= Beginning of Section =

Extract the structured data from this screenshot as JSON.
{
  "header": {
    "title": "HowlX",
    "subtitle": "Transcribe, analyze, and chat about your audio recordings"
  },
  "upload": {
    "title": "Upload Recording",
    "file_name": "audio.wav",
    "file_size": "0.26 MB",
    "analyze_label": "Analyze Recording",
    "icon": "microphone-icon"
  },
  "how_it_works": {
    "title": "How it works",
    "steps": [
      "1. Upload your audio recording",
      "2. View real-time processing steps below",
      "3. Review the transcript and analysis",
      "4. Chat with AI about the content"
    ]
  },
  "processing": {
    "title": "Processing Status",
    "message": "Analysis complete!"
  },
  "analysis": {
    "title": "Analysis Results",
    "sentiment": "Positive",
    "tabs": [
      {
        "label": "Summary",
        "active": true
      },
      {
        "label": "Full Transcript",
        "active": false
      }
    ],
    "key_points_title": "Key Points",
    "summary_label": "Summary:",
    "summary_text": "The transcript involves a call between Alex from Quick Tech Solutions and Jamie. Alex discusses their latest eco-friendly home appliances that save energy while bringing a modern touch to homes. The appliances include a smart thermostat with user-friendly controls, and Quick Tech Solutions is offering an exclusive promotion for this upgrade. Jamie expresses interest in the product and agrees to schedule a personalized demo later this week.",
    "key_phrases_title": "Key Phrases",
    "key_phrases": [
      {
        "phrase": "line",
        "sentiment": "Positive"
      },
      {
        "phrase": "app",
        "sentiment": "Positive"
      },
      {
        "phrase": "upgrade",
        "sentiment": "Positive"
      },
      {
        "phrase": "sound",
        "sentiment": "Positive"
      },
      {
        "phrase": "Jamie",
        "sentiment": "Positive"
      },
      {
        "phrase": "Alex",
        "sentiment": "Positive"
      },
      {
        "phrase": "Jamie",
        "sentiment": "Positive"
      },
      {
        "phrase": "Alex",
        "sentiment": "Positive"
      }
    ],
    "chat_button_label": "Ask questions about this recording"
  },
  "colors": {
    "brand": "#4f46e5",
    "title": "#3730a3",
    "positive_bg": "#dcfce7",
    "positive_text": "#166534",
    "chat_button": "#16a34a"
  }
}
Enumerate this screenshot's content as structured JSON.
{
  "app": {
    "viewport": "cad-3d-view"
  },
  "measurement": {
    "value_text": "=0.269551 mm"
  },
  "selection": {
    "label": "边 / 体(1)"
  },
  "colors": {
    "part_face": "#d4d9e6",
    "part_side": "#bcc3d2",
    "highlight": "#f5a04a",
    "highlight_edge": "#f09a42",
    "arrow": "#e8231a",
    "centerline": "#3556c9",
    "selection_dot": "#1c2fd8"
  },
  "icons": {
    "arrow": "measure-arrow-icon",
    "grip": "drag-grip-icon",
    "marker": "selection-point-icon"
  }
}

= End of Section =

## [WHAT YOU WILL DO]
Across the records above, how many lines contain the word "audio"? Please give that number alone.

## [SOLUTION]
3